Tammy had been struggling with her boyfriend Scott for some time now. Their relationship was ok. Things had gotten a bit strained as life was changing. Now, the question was this… what happens next?
As far as Scott was concerned, life was perfect. There was no reason to change anything. They had gone to school, they had gotten jobs, they had purchased cars, and soon, they’d be paid off with their debt. Tammy, sadly, was not pleased and wanted way more.
It’s the “way more” that was causing a bit of friction for a couple that appeared to be perfectly suited for each other.
Growth vs Change
In the realm of the mindset experts, it is wise to have a growth mindset over a fixed mindset. Those who can adapt and are willing to adapt are those who thrive when life changes.
Three things we can be most sure of… death, taxes, change. Life happens, period. What we make of it determines the quality of life we experience.
The issue Tammy and Scott, our fictional characters, are facing is not new to lovers the world over. With changing circumstances and situations, relationships have to go through various stages of assessments and adjustments.

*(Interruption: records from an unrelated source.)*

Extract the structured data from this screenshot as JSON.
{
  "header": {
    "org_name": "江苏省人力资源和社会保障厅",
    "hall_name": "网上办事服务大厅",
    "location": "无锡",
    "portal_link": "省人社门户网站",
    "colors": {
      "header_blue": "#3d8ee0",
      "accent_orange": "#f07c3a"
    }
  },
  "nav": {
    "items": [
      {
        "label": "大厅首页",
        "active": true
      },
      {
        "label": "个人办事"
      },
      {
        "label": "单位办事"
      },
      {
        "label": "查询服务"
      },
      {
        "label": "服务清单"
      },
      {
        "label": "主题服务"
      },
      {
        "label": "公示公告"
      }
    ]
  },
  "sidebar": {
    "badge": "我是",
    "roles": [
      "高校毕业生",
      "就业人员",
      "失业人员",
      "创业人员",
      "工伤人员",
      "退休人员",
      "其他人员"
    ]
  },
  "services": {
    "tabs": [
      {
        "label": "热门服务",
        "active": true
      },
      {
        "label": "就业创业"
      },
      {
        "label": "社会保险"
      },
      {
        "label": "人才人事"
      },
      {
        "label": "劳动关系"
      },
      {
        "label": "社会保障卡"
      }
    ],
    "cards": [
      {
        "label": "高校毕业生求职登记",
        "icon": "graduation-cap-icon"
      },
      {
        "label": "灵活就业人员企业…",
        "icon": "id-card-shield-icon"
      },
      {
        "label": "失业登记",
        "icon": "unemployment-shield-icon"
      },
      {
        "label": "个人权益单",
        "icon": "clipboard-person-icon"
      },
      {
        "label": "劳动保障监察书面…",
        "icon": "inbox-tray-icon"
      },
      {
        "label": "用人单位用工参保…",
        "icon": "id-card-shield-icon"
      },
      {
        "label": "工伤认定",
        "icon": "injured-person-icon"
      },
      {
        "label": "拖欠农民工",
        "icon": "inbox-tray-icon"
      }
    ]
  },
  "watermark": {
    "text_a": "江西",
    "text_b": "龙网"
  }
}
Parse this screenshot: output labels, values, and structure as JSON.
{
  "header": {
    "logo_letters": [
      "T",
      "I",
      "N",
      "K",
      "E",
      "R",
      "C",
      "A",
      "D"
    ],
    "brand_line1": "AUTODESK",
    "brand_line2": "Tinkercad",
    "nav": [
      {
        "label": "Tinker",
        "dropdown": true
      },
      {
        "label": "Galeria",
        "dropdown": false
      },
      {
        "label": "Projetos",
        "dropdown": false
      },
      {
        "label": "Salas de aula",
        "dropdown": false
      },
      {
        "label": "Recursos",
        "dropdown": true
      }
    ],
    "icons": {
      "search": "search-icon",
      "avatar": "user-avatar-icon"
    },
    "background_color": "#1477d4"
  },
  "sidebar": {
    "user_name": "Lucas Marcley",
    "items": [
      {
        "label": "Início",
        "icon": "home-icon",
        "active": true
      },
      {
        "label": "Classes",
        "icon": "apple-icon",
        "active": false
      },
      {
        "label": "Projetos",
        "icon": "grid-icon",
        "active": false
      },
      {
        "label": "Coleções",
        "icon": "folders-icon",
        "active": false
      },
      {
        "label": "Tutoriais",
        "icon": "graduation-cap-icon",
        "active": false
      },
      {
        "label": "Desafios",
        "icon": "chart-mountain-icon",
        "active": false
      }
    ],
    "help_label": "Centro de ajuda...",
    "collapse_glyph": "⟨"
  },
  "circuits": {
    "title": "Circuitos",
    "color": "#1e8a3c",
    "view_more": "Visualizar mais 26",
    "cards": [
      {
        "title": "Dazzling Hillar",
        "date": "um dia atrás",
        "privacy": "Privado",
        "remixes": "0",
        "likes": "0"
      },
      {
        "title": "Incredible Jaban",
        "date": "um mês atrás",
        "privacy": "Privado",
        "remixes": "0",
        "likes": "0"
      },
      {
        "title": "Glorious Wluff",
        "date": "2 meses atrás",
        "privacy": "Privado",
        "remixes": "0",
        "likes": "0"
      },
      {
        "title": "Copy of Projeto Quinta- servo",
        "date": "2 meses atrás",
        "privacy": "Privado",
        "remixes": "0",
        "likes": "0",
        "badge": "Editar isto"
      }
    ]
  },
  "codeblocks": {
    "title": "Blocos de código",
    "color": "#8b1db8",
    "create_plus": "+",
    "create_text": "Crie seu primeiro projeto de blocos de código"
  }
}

Those who are fixed in their ways will run into friction with those who are open to change. In this scenario, the issue was focused on moving the relationship forward and what that forward should look like.
Tammy wants marriage. Scott feels that they’re rushing and rocking the boat too soon. After all, things are great as they are, why change things. Scott wants to invest in property and Tammy wants a house. Scott thinks a big wedding would be nice, Tammy wants a small one. They don’t agree on the timetable for any of this.
The one single point of heated contention was the notion that both felt the other was trying to change them. Tammy hated that Scott kept asking her to relax and learn to chill about their future. Scott hated the fact he was being compared to all the other guys who had made the plunge (marriage) forward… as if to imply he wasn’t manly enough and needed to change fast.
What’s the difference
When thinking of change, most people resist. There is a hidden implication that the reason to change is because one is not good enough as is. If you’re being asked to change, you stop being yourself to accommodate someone else’s preferences. That gets a lot of resistance in relationships.
Growth is less threatening. One still is the same person, just better. Might be a situation of semantics, but the mind likes it.
We are still ourselves but we’ve grown out of childhood into adulthood. We still feel true to who we are.
Change can be scary. Like, change of a job one didn’t ask for. Change of cities to live in that was not planned. Even planned changes bring about a degree of uncertainty that is not comfortable.
Tammy and Scott survived a number of changes that they experienced as growth. They met early in college and stayed together through graduate school. To them, it was growth. They adjusted gradually over time.
Then, change came. They’re now in the working world. They’ve got to decide how they’ll proceed. Do they stay together in a dating setup, do they move in together and where, or do they get married and start a family in their own home?
These all offer a degree of uncertainty, especially because they never lived together before… yes… old fashioned couple… living in this modern era.
Key to success
If the two lovebirds took a moment to breathe and stopped trying to change each others’ perspective, a new way of addressing this intersection would come to mind.
What path could they embark on that was true to their relationship and allowed them to grow comfortably to the next stage of their lives?
Instead of measuring up to others and requiring leaps of change, staying on their growth path would allow them to get to the destination they both want, a family in their own home.
Changing the framework of conversation eases up the perception of threat. Being asked to change is threatening on some level. Being asked to continue growing is a bit more welcoming.
A good friend of Tammy and Scott challenged them to speak from a growth perspective much like they had done when they navigated going to different graduate schools and keeping their relationship alive and well.
It is much easier for the mind to adapt to growth. It’s a process that is very incremental and doable. Change can be drastic and unforgiving. (the loss of a job, health, family, or the need to adapt to a deportation etc)
While change is good, it is not always needed or welcomed. Those who find change to be very good are those who see it more like a chance to grow and explore new ways of being. That’s why most folks see change in the negative instead of positive.
In order to succeed in life, one has to be willing to entertain growth as the way of adaptation. Change is inevitable. One can hope for the best or one can learn different skills that makes it easier to adapt. When one can learn new skills to improve being romantic, it is easier to stave off a breakup that would have resulted from the lack of romance. When one learns how to better communicate, one can insulate their relationship from damages from bad communication skills.
As we build up more tools to be better partners, it makes it much easier to address the changes we can’t plan for. It is all about the foundational pieces that we have in place that allows flexibility.
The growth mindset allows for adaptation. The fixed mindset prays for consistency to avoid change. Change happens. But one can always grow through and out of any situation. (not ignoring the caveat of “opportunity” that greatly influences the options available)
Whatever happened to Tammy and Scott? They adapted… lol. If you want to know how… let me know in the comments below…then, I’ll create a more fitting short story to reveal how they adapted.
For now, cheers to being flexible and open to growth through any and all situations that may present itself. It’s the best of being human 🙂